Diversity of voice: I am very confident in the work that will be done by the team of school system staff tasked to lead this effort. Part of their charge has been to consider the plan through multiple lenses so it will be important to have wide and diverse stakeholder input. At the appropriate times through the summer, staff will be reaching out and connecting with families, students, community groups, staff representative groups and other county stakeholders to gather input on the solutions being considered.
Flexibility of implementation: One constant throughout this pandemic is that everything is subject to change in a moment’s notice. So much has already changed since March 13 when we were last in our school buildings, and we must begin to prepare for an environment that may take any of multiple forms. To create a fall solution based on the current state would be shortsighted. Instead, we are beginning now to plan ahead, but incorporating flexibility into our planning to allow for ambiguity, meaning the final plan may not ultimately be completed until later in the summer. In the meantime, families and staff will be provided with updates and information throughout the summer to have a sense of what the fall semester will look like.
Comprehensive considerations: School has become an environment that entails much more than teaching and learning. For many students, school is where they receive their most — or only — nutritious meals. In recent years, we have placed more emphasis on the mental health and well-being of students and staff and have placed additional staff and resources in schools to tend to these important factors. Our experience has taught us that a student who is hungry, feels unsafe or is struggling with their mental health can’t reasonably be expected to thrive academically. This pandemic and subsequent stay-at-home order has eliminated these critical supports for many of our students. The solution moving forward must include finding ways to provide these services for students so they are prepared to learn and grow.

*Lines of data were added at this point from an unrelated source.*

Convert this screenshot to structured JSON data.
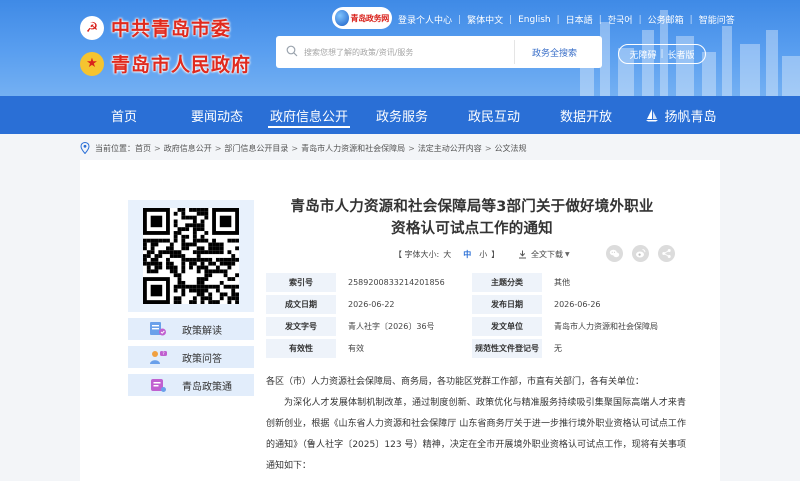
{
  "header": {
    "party_name": "中共青岛市委",
    "gov_name": "青岛市人民政府",
    "portal_logo": "青岛政务网",
    "emblem_party": "☭",
    "emblem_nation": "★",
    "toplinks": [
      "登录个人中心",
      "繁体中文",
      "English",
      "日本語",
      "한국어",
      "公务邮箱",
      "智能问答"
    ],
    "search": {
      "placeholder": "搜索您想了解的政策/资讯/服务",
      "button": "政务全搜索"
    },
    "accessibility": {
      "barrier_free": "无障碍",
      "elder_mode": "长者版"
    }
  },
  "nav": {
    "items": [
      {
        "label": "首页"
      },
      {
        "label": "要闻动态"
      },
      {
        "label": "政府信息公开",
        "active": true
      },
      {
        "label": "政务服务"
      },
      {
        "label": "政民互动"
      },
      {
        "label": "数据开放"
      },
      {
        "label": "扬帆青岛"
      }
    ]
  },
  "breadcrumb": {
    "prefix": "当前位置：",
    "items": [
      "首页",
      "政府信息公开",
      "部门信息公开目录",
      "青岛市人力资源和社会保障局",
      "法定主动公开内容",
      "公文法规"
    ]
  },
  "sidebar": {
    "items": [
      {
        "label": "政策解读",
        "icon": "policy-reading-icon"
      },
      {
        "label": "政策问答",
        "icon": "policy-qa-icon"
      },
      {
        "label": "青岛政策通",
        "icon": "policy-link-icon"
      }
    ]
  },
  "article": {
    "title_line1": "青岛市人力资源和社会保障局等3部门关于做好境外职业",
    "title_line2": "资格认可试点工作的通知",
    "font_size_label": "【 字体大小:",
    "font_sizes": [
      "大",
      "中",
      "小"
    ],
    "font_size_close": "】",
    "download_label": "全文下载",
    "meta": [
      {
        "k1": "索引号",
        "v1": "2589200833214201856",
        "k2": "主题分类",
        "v2": "其他"
      },
      {
        "k1": "成文日期",
        "v1": "2026-06-22",
        "k2": "发布日期",
        "v2": "2026-06-26"
      },
      {
        "k1": "发文字号",
        "v1": "青人社字〔2026〕36号",
        "k2": "发文单位",
        "v2": "青岛市人力资源和社会保障局"
      },
      {
        "k1": "有效性",
        "v1": "有效",
        "k2": "规范性文件登记号",
        "v2": "无"
      }
    ],
    "body_p1": "各区（市）人力资源社会保障局、商务局，各功能区党群工作部，市直有关部门，各有关单位：",
    "body_p2": "为深化人才发展体制机制改革，通过制度创新、政策优化与精准服务持续吸引集聚国际高端人才来青创新创业，根据《山东省人力资源和社会保障厅 山东省商务厅关于进一步推行境外职业资格认可试点工作的通知》（鲁人社字〔2025〕123 号）精神，决定在全市开展境外职业资格认可试点工作，现将有关事项通知如下："
  },
  "colors": {
    "nav_bg": "#2a6fd6",
    "header_bg": "#4a90e8",
    "accent_red": "#e02a1e",
    "sidebar_bg": "#e2edfb"
  }
}
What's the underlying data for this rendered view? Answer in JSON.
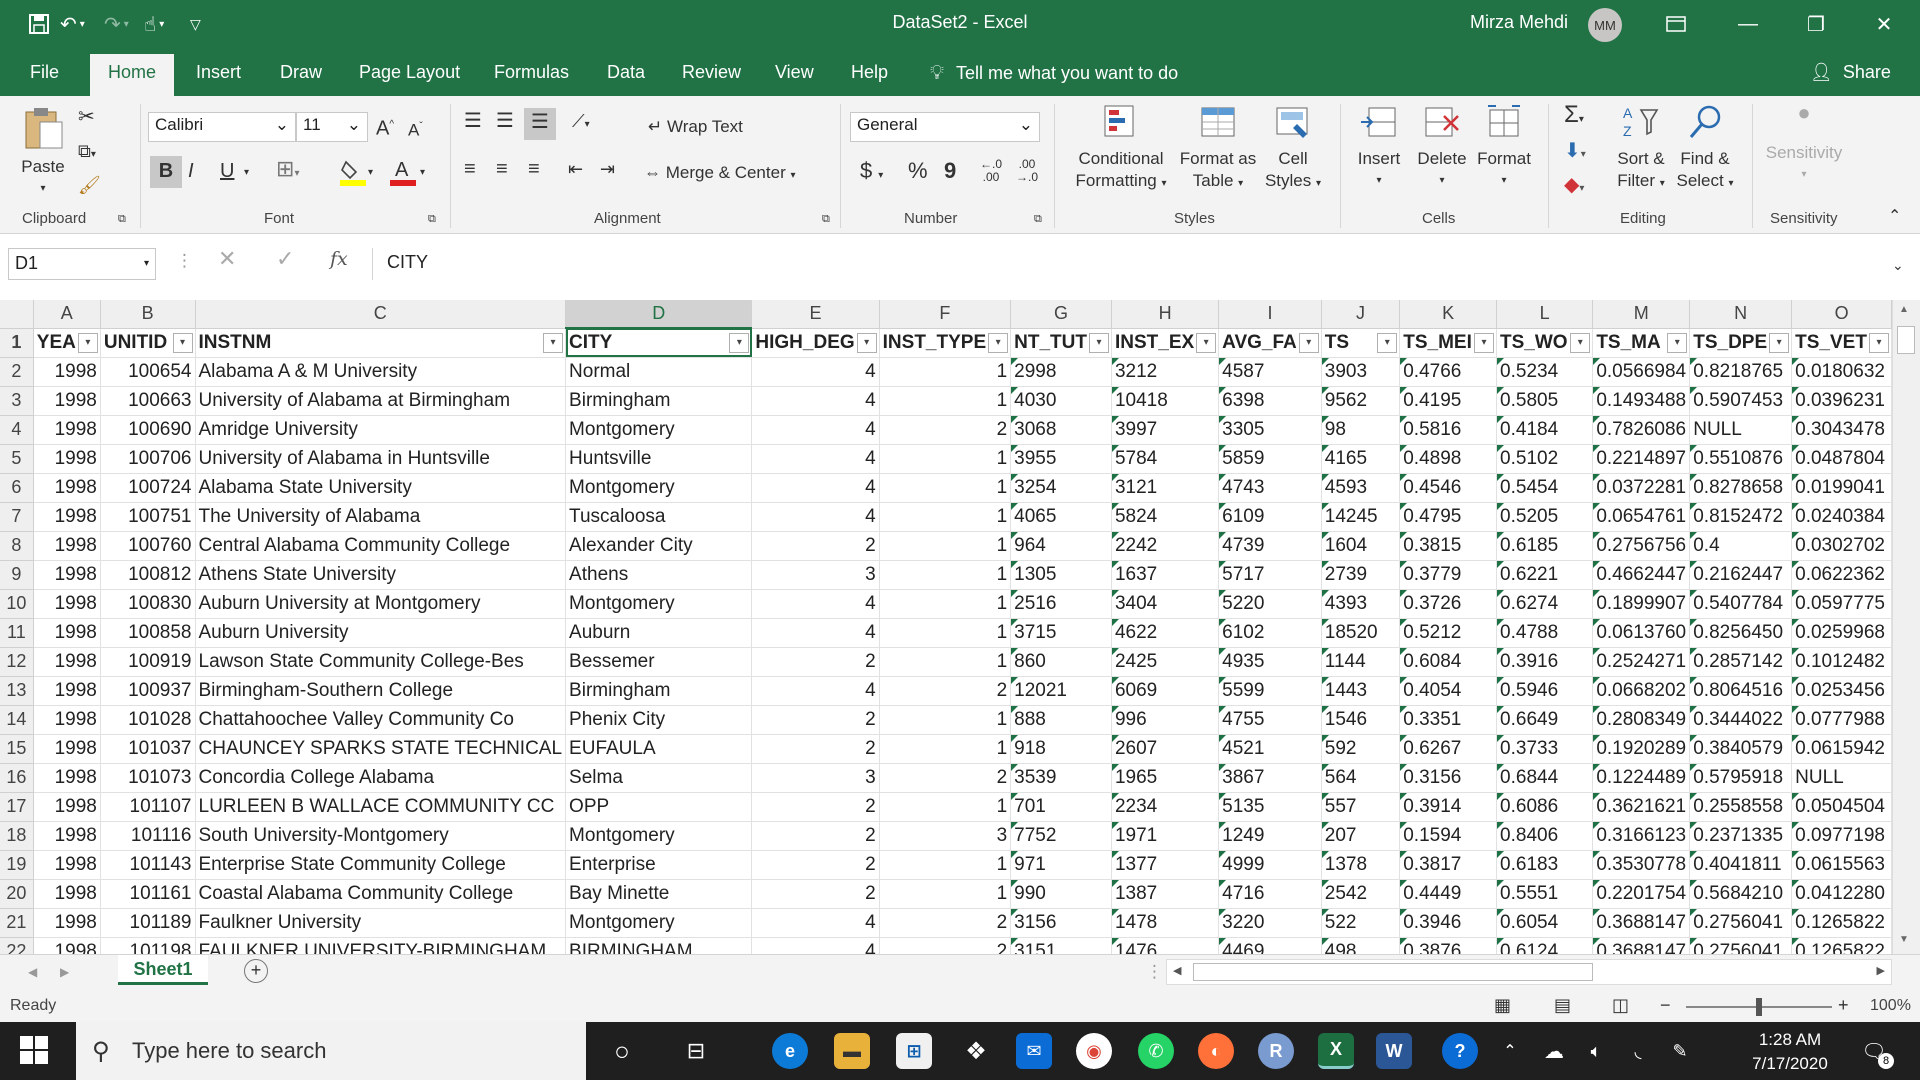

My priority is always to lead the Howard school system with love, care and compassion. This priority will continue to be critical as we seek to serve all students, including those who may be on the wrong side of gaps to access and opportunity. These are unprecedented times, and the comprehensive solution that will be implemented this fall will also be unprecedented. I appreciate the understanding and input extended by the Howard County community. Your partnership will be essential as we embark on the next phase of school in a COVID-impacted environment.
The writer is the superintendent of the Howard County Public School System.